Your goal:
Count the lines below holding "title" and answer with that number only.

Records contained in a dataset:
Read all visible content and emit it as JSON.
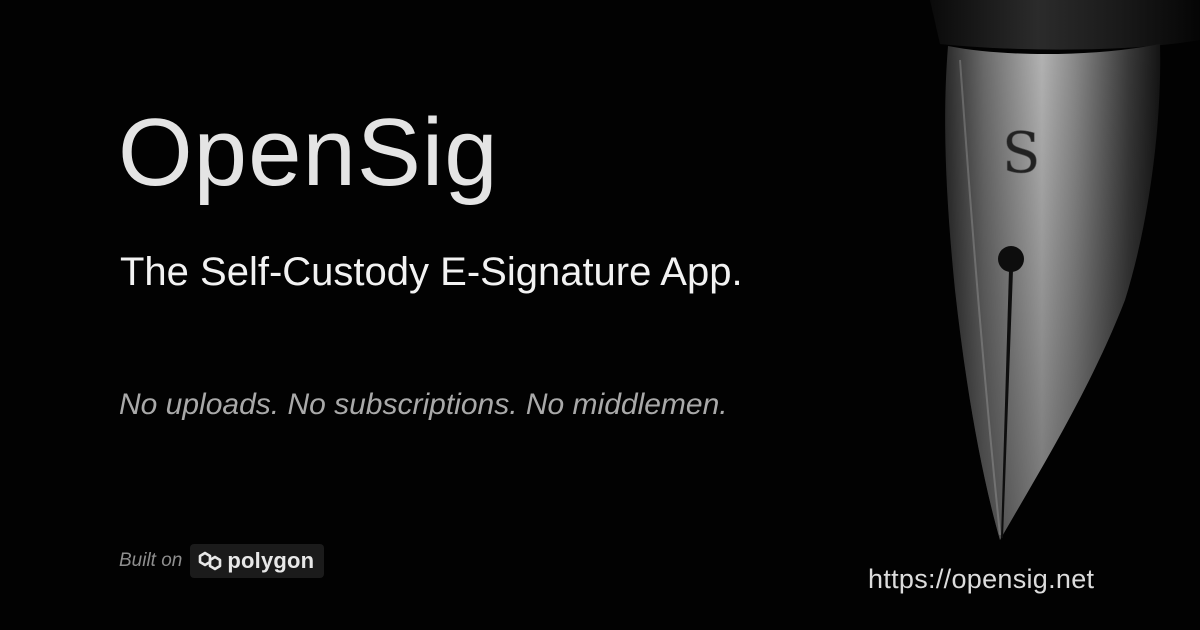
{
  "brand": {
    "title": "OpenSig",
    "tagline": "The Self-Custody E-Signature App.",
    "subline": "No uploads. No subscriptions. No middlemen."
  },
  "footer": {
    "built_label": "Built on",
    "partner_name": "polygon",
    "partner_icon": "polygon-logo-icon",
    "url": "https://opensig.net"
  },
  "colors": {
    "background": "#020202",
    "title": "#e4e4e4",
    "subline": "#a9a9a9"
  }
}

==

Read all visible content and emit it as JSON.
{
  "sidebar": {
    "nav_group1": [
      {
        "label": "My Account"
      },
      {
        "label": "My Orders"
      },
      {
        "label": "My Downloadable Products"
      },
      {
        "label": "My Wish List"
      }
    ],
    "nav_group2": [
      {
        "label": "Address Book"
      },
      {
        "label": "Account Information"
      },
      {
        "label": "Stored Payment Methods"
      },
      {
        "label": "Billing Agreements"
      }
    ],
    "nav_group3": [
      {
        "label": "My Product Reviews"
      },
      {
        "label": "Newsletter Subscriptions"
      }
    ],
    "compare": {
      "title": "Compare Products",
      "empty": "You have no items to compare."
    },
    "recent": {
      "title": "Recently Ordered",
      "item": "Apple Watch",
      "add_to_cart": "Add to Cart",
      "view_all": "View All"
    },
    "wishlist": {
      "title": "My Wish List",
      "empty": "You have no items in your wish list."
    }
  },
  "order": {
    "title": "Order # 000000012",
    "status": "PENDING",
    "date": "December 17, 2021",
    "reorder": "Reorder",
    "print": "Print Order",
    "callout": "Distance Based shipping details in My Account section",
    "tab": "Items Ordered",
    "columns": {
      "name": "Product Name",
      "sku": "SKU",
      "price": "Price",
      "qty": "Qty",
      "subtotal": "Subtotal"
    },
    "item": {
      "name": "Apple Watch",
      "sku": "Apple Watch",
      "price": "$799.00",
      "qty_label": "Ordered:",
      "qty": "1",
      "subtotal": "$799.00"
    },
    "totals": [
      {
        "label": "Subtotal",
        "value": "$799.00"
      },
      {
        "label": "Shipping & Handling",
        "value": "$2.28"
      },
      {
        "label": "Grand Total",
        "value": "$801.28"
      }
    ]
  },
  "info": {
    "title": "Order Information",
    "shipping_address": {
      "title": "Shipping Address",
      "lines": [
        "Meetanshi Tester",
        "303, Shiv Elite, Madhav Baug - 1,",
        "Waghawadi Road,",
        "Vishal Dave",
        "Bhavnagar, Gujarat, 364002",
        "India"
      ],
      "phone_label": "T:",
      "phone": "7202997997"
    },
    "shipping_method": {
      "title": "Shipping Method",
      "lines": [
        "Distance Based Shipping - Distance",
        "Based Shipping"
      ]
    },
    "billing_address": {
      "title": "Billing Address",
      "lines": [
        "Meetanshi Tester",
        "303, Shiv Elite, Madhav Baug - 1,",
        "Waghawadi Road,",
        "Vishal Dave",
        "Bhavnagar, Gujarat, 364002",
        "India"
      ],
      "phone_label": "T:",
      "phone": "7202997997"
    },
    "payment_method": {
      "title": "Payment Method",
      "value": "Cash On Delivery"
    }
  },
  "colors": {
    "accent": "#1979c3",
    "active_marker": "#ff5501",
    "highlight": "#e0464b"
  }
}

Exercise result:
11